"Don't make me go out on a limb, Joey, and then make me look like an idiot," I said.

"Buck, this is really happening this year. I'm making calls. I've got commitments," he said. And then, like a school kid trying to get out of a homework assignment, he added, "I'm going to make every effort to be there."

With Skaggs, there's really no way to be sure of anything — even when you're paying the guy a compliment.

When "Entertainment Tonight" interviewed Skaggs in 1988 for a segment about media hoaxers, Skaggs hoaxed them by sending an impostor for an on-air sit-down with host Mary Hart.

"How could I resist?" Skaggs later told The Associated Press. "I mean, who did they think they were dealing with?"

Over the years, I've written several stories about Skaggs and we've become friendly. Two years ago, he lent me one of his bizarre fish tanks — a $5,000 "Fish Condominium," which he was selling through the Neiman Marcus catalog — for an event to celebrate the publication of the "Wolf Files" book.

Like everything else about Skaggs, the fish tank has to be seen to be believed. It's larger than many New York City apartments — and the fancy decor would impress Paris Hilton, not that that's necessarily a compliment.

Would Skaggs lie to me? Perhaps. The press release for this year's April Fools' Day Parade is just as outlandish as those in the past, promising, among other things, another army of celebrity lookalikes, including Donald Trump handing out pink slips while wearing one, and a Mud Wrestling float featuring Michael Moore, who will take on all challengers.

"It's time to make this thing a reality," Skaggs said. "We're pulling something together that you definitely don't want to miss. Be there."

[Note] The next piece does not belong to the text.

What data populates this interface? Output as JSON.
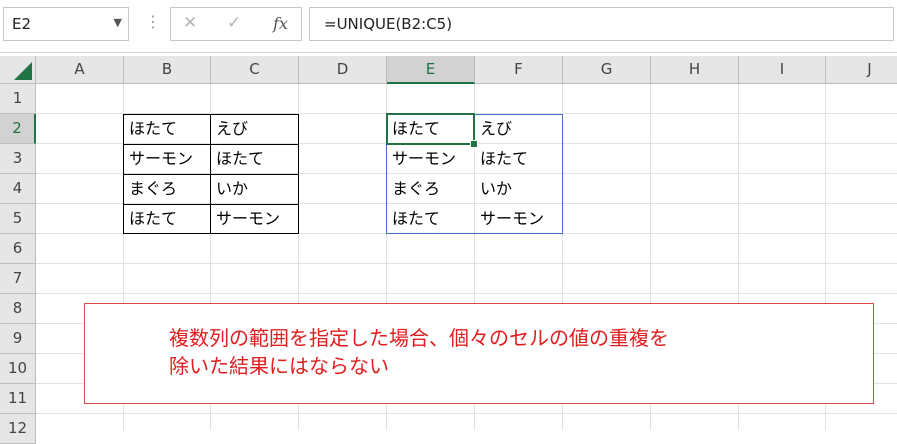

Skaggs was so emphatic, I just had to believe him. For 40 years, he's been showing just how gullible news reporters can be. I may just prove him right once again, but now, our friendship is on the line.